## ACTION ITEM
Repeat each line of the data exactly as written.

TASK INPUT START

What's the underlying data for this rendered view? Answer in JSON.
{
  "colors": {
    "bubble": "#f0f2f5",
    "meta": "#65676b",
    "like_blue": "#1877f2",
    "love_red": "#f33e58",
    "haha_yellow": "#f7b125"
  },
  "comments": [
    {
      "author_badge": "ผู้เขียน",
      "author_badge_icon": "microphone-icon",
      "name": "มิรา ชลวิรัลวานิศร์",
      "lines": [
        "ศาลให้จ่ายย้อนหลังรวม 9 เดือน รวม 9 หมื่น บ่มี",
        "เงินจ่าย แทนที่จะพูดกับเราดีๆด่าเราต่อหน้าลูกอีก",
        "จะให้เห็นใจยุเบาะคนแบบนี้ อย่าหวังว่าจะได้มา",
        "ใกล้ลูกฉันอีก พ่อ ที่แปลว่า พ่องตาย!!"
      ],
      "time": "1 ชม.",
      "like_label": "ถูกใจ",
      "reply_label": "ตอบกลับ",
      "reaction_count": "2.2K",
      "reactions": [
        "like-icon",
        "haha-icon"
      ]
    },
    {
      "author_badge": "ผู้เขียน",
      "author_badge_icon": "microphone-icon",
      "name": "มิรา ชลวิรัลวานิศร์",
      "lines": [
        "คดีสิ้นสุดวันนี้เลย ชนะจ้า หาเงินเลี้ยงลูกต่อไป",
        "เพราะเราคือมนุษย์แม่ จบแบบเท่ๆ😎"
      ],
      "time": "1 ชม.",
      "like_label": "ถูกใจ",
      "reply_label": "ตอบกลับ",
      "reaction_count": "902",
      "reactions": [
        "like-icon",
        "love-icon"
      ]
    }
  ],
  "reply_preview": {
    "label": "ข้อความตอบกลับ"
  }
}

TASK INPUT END

## REPLY
What's the underlying data for this rendered view? Answer in JSON.
{
  "colors": {
    "bubble": "#f0f2f5",
    "meta": "#65676b",
    "like_blue": "#1877f2",
    "love_red": "#f33e58",
    "haha_yellow": "#f7b125"
  },
  "comments": [
    {
      "author_badge": "ผู้เขียน",
      "author_badge_icon": "microphone-icon",
      "name": "มิรา ชลวิรัลวานิศร์",
      "lines": [
        "ศาลให้จ่ายย้อนหลังรวม 9 เดือน รวม 9 หมื่น บ่มี",
        "เงินจ่าย แทนที่จะพูดกับเราดีๆด่าเราต่อหน้าลูกอีก",
        "จะให้เห็นใจยุเบาะคนแบบนี้ อย่าหวังว่าจะได้มา",
        "ใกล้ลูกฉันอีก พ่อ ที่แปลว่า พ่องตาย!!"
      ],
      "time": "1 ชม.",
      "like_label": "ถูกใจ",
      "reply_label": "ตอบกลับ",
      "reaction_count": "2.2K",
      "reactions": [
        "like-icon",
        "haha-icon"
      ]
    },
    {
      "author_badge": "ผู้เขียน",
      "author_badge_icon": "microphone-icon",
      "name": "มิรา ชลวิรัลวานิศร์",
      "lines": [
        "คดีสิ้นสุดวันนี้เลย ชนะจ้า หาเงินเลี้ยงลูกต่อไป",
        "เพราะเราคือมนุษย์แม่ จบแบบเท่ๆ😎"
      ],
      "time": "1 ชม.",
      "like_label": "ถูกใจ",
      "reply_label": "ตอบกลับ",
      "reaction_count": "902",
      "reactions": [
        "like-icon",
        "love-icon"
      ]
    }
  ],
  "reply_preview": {
    "label": "ข้อความตอบกลับ"
  }
}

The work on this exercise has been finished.